Data records for software interfaces:
******

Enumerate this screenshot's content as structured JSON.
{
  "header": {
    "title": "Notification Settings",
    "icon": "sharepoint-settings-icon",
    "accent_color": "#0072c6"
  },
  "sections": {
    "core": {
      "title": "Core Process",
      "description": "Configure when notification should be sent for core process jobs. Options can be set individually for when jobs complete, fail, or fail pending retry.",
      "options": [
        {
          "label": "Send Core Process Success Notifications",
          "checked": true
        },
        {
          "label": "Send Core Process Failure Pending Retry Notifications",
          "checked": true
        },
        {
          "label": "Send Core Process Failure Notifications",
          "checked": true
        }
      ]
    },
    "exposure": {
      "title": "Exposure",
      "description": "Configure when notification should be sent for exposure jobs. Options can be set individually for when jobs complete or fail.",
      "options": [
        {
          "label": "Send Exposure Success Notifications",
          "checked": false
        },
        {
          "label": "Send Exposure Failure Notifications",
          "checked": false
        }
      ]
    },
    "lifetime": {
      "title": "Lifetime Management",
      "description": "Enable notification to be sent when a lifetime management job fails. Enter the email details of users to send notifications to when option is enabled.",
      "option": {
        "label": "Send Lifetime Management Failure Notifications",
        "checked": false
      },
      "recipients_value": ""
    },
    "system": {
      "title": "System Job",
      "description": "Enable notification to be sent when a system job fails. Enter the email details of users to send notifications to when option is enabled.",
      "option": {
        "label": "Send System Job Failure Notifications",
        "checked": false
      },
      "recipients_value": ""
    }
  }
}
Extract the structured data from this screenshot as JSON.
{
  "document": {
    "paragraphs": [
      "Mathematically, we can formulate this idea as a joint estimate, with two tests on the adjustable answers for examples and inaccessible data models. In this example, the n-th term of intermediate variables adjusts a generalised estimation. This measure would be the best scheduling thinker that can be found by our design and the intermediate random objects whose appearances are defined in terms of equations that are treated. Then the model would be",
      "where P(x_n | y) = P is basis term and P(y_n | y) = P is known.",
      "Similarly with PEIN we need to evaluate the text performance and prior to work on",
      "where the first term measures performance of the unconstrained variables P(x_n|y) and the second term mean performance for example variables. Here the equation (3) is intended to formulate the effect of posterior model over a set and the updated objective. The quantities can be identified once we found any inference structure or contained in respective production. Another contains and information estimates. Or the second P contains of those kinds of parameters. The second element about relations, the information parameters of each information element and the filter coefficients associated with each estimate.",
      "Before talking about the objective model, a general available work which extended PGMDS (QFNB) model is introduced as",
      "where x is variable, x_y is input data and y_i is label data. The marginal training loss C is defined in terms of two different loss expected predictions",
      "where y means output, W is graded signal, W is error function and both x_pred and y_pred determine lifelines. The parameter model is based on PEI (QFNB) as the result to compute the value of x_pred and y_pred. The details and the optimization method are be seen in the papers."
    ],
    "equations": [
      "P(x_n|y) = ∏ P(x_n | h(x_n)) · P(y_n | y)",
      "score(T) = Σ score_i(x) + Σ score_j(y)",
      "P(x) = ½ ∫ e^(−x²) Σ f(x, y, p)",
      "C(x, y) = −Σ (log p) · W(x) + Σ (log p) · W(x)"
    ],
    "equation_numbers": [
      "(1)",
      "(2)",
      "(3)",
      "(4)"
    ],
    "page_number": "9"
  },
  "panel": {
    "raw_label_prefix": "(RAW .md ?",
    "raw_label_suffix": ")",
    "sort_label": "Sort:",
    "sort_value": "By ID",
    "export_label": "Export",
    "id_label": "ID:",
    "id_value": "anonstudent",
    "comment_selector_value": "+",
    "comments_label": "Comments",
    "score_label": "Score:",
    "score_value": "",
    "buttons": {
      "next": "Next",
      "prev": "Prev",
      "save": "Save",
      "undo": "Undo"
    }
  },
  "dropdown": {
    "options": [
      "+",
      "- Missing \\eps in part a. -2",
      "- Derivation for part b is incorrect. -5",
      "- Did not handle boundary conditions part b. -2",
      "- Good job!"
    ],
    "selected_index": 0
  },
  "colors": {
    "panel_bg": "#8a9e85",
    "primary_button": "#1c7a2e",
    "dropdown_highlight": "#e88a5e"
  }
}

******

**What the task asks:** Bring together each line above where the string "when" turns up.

**Response box:**
      "description": "Configure when notification should be sent for core process jobs. Options can be set individually for when jobs complete, fail, or fail pending retry.",
      "description": "Configure when notification should be sent for exposure jobs. Options can be set individually for when jobs complete or fail.",
      "description": "Enable notification to be sent when a lifetime management job fails. Enter the email details of users to send notifications to when option is enabled.",
      "description": "Enable notification to be sent when a system job fails. Enter the email details of users to send notifications to when option is enabled.",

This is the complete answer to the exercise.